“We have to have Israel’s back. I’ve made this commitment from day one that I would move the embassy from Tel Aviv to Jerusalem because I think we have to send a signal to the world that we have Israel’s back, not just because of the important security relationship we have with Israel but also because the rest of the world wonders if we are serious,” Bush said. “For security purposes, for consistency purposes, we can’t say we are going to be a neutral party. It just won’t work.“
One question in the audience suggested some are reluctant to support him because they don’t want “another Bush.” Bush joked, “I guarantee you I’m not doing this just to break the record of the Adams family,” Bush said, referring to John Adams and John Quincy Adams.
But even many of the Bush supporters who attended a town hall here know that if Jeb Bush can’t win or give a decent showing in a state where his father and brother had smashing victories, his presidential aspirations might be in trouble.
“To win, he needs something to catapult him into the media spotlight for the next 24 to 48 hours,” said Rebecca Mayer, of Beaufort, South Carolina, who is undecided, but came to the Columbia town hall event because she is strongly considering Bush.
Other supporters are not quite so enthusiastic, as Bush seems headed for a fourth-place finish in Saturday’s South Carolina Republican primary behind Donald Trump, Ted Cruz and Marco Rubio.
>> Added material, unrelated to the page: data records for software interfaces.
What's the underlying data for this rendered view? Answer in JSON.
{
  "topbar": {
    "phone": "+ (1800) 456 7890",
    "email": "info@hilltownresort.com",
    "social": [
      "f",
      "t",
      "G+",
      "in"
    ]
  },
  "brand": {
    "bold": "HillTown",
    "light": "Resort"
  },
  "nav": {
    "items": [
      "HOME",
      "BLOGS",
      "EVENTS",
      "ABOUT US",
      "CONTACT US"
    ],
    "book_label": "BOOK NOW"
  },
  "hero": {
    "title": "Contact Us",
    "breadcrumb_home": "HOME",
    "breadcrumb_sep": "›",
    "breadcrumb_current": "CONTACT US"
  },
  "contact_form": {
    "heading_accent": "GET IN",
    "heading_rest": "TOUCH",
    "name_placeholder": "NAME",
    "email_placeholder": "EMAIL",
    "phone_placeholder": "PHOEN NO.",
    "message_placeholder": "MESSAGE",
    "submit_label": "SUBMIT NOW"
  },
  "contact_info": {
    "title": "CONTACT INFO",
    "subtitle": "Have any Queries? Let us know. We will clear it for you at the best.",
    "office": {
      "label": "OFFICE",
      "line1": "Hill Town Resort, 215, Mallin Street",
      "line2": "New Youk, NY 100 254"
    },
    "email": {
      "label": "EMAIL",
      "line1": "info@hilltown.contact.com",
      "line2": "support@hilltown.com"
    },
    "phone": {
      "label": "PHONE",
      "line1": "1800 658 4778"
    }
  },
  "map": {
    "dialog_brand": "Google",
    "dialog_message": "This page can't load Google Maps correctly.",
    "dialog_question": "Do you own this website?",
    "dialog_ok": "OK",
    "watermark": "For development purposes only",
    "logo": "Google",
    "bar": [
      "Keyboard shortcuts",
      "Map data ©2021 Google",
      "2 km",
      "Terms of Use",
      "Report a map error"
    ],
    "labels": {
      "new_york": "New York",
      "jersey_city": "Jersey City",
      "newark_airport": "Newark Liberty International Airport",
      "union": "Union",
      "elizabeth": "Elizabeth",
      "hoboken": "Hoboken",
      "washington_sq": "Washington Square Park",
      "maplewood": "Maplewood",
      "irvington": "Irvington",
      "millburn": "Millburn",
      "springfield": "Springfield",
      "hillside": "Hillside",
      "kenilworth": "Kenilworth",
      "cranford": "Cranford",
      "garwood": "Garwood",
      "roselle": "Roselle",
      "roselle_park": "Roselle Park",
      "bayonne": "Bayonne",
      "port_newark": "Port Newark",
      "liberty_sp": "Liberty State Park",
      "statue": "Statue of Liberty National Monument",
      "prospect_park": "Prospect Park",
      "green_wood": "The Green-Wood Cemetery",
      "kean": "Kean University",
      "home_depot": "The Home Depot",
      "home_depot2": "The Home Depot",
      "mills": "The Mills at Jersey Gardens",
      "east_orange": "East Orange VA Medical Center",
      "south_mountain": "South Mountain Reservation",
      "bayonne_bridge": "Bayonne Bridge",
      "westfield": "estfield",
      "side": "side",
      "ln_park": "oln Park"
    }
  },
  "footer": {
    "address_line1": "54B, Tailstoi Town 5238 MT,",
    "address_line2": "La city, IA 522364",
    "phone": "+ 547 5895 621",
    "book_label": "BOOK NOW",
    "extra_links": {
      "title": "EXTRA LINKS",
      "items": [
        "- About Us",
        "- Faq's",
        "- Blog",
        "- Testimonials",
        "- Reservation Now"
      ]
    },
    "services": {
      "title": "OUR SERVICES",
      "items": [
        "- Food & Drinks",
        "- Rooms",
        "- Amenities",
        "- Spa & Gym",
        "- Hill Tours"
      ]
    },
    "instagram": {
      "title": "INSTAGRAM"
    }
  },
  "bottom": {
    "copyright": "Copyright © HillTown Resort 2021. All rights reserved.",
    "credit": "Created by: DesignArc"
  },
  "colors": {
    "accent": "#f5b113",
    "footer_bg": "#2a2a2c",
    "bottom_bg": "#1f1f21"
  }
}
“We are pulling for him. I just trust him more and believe he can do what he says,” Columbia resident Gwen Haigh told TheBlaze. “But he probably needs to come in at least third place in South Carolina if he’s going to stick around.”